Started by WAS, August 23, 2018, 01:52:38 pm
Quote from: Matt on September 04, 2018, 04:28:04 pmThe Water Shader adjusts roughness using extra knowledge that it has about the fractal displacement, wind patches, and distance from camera. It isn't really possible to exactly replicate this when the displacement is separate from the reflection shader.
Quote from: Matt on September 04, 2018, 08:17:25 pmIn the Reflective Shader the "horizon shift" is hardcoded to 0.5. But the actual effect varies with the specular roughness, so if you want to adjust this effect you can do it by changing the specular roughness. However, this is as far as it can go. The Water Shader takes it further by modulating the roughness according to (A) the wind patch effect and (B) the size of the waves with respect to the micropolygon size in world space. The Reflective Shader can't do this because it doesn't know anything about the waves.
Quote from: WASasquatch on September 04, 2018, 08:48:08 pmYou said it's hard coded, what if it was a slider based on the geometry supplied?
Quote from: Matt on September 04, 2018, 11:14:37 pmQuote from: WASasquatch on September 04, 2018, 08:48:08 pmYou said it's hard coded, what if it was a slider based on the geometry supplied?The part that's hardcoded is the part that is constant within a single render anyway, e.g. 0.5. In the Water Shader the only modulation that occurs across the image is roughness modulation, so you can do the same thing by modulating the roughness in the Reflective Shader.

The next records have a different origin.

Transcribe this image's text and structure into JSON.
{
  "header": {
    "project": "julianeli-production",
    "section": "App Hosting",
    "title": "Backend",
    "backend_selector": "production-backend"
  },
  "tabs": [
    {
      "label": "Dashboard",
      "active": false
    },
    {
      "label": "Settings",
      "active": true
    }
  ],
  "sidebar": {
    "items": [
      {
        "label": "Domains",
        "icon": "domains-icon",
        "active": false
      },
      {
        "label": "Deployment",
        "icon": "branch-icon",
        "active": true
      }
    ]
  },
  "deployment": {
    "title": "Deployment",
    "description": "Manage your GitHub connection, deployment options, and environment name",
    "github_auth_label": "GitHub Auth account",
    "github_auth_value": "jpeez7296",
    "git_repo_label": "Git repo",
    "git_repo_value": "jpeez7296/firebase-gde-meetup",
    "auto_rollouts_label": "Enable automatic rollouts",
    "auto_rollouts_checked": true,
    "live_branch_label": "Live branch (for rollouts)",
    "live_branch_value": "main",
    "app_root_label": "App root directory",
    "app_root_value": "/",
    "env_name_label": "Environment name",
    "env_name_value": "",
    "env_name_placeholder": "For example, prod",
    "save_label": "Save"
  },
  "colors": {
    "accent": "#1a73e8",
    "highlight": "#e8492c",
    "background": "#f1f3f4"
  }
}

Quote from: Matt on September 05, 2018, 02:55:11 amI see differences but they could be due to perspective. May need to test with the objects in the same place.